SavING the SCANDINAVIAN Arctic Fox
The Arctic fox lives far up in the north and is adapted to a life in the high mountains and an Arctic climate. Even though there are many Arctic foxes globally, they are rare in Scandinavia. Their numbers here began to decline dramatically in the mid-1800s; despite long efforts to protect the species, this decline has continued into the present day. Changes to rodent life history patterns and a growing population of red fox are the primary reasons for this, but a number of other factors are also involved. The Arctic fox is therefore now a critically endangered species in both Sweden and Norway. The present-day Arctic fox population is so small that it is entirely dependent on conservation measures for its long term survival. Understanding of the reasons why the numbers of Arctic fox have declined means that we are able to take the necessary action to begin rebuilding the population. Currently, these actions mainly take place as part of research projects, which makes it possible to evaluate their effects and subsequently improve the methods that are used. 
SAVING PHD Students from boring work
There are multiple scandinavian research projects that seek to map the arctic fox populations. The primary method of research is gathering population statistics by observation. This is done by placing automated camera traps in multiple locations with known arctic fox populations.
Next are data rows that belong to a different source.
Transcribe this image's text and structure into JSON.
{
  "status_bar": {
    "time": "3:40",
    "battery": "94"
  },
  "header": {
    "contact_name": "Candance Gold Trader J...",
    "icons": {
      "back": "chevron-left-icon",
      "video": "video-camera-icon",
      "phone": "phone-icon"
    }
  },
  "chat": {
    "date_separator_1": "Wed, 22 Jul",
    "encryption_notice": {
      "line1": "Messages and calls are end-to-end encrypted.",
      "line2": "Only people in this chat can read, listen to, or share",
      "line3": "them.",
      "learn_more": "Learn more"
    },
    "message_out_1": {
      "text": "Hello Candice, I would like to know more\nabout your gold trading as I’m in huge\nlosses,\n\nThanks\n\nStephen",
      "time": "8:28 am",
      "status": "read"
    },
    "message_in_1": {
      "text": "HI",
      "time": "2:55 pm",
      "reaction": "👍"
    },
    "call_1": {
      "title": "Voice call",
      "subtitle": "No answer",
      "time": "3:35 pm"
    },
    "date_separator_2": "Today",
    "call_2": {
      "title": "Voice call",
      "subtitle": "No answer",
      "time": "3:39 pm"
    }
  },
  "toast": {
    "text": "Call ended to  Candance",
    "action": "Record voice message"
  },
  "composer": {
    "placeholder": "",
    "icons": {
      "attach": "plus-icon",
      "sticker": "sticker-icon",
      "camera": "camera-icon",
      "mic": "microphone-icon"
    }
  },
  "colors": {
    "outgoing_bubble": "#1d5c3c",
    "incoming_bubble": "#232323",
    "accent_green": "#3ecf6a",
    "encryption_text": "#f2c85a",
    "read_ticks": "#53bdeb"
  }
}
The camera takes automatically a photo every 10 or 15 minutes.
Each season can generate hundreds of thousands of images that are then manually processed by PhD students. 99% of the images contain nothing. It is tedious work, but it also requires concentration as an animal may be difficult to spot.
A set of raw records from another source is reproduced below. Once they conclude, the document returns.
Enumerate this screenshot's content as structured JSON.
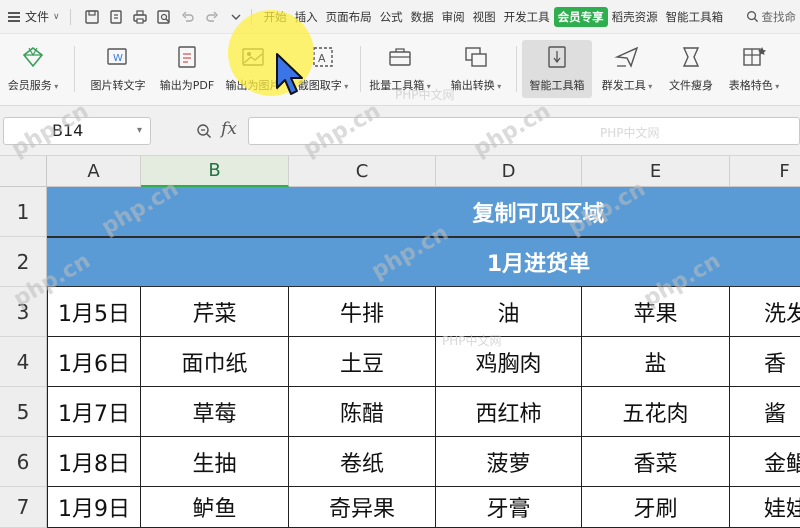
{
  "menubar": {
    "file_label": "文件",
    "tabs": [
      {
        "label": "开始"
      },
      {
        "label": "插入"
      },
      {
        "label": "页面布局"
      },
      {
        "label": "公式"
      },
      {
        "label": "数据"
      },
      {
        "label": "审阅"
      },
      {
        "label": "视图"
      },
      {
        "label": "开发工具"
      },
      {
        "label": "会员专享",
        "active": true
      },
      {
        "label": "稻壳资源"
      },
      {
        "label": "智能工具箱"
      }
    ],
    "search_label": "查找命"
  },
  "ribbon": {
    "buttons": [
      {
        "label": "会员服务",
        "dropdown": true
      },
      {
        "label": "图片转文字"
      },
      {
        "label": "输出为PDF"
      },
      {
        "label": "输出为图片"
      },
      {
        "label": "截图取字",
        "dropdown": true
      },
      {
        "label": "批量工具箱",
        "dropdown": true
      },
      {
        "label": "输出转换",
        "dropdown": true
      },
      {
        "label": "智能工具箱",
        "highlighted": true
      },
      {
        "label": "群发工具",
        "dropdown": true
      },
      {
        "label": "文件瘦身"
      },
      {
        "label": "表格特色",
        "dropdown": true
      }
    ]
  },
  "formula_bar": {
    "cell_ref": "B14",
    "fx_label": "fx",
    "formula": ""
  },
  "sheet": {
    "columns": [
      "A",
      "B",
      "C",
      "D",
      "E",
      "F"
    ],
    "selected_column": "B",
    "rows": [
      "1",
      "2",
      "3",
      "4",
      "5",
      "6",
      "7"
    ],
    "title": "复制可见区域",
    "subtitle": "1月进货单",
    "data": [
      [
        "1月5日",
        "芹菜",
        "牛排",
        "油",
        "苹果",
        "洗发"
      ],
      [
        "1月6日",
        "面巾纸",
        "土豆",
        "鸡胸肉",
        "盐",
        "香"
      ],
      [
        "1月7日",
        "草莓",
        "陈醋",
        "西红柿",
        "五花肉",
        "酱"
      ],
      [
        "1月8日",
        "生抽",
        "卷纸",
        "菠萝",
        "香菜",
        "金鲳"
      ],
      [
        "1月9日",
        "鲈鱼",
        "奇异果",
        "牙膏",
        "牙刷",
        "娃娃"
      ]
    ]
  },
  "colors": {
    "banner_bg": "#5b9bd5",
    "active_tab": "#2eae4e",
    "highlight": "#fff03c"
  },
  "watermarks": {
    "brand": "php.cn",
    "site": "PHP中文网"
  }
}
Our system, DeepFox, detects and tags all animals in each frame, eliminating the need for manual processing. It can handle high resolution images and images where the presence of an animal is implicitly inferred based on surrounding frames.
Deep Fox was developed in collaboration with the Department of Zoology @ Stockholm University, who provided us with all the data painstakingly labeled by their PhD students.
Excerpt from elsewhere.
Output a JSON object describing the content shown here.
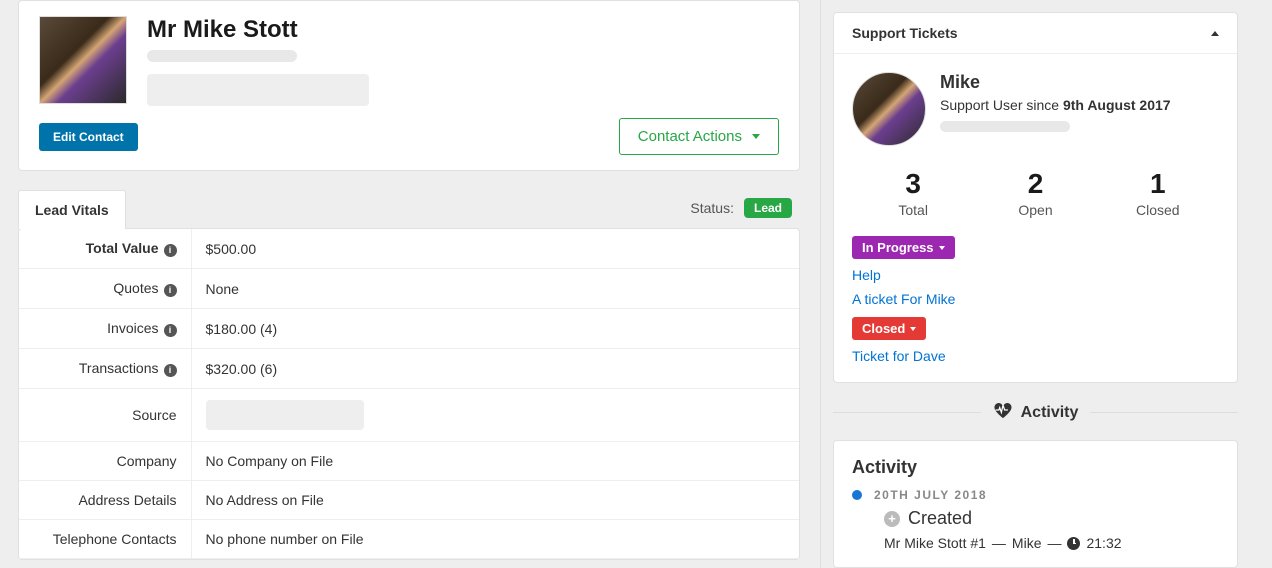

The system is general in nature and can be trained on any labeled image data, so it is not limited to detecting animals in photos, but we felt that helping the arctic fox conservation effort was a good starting point.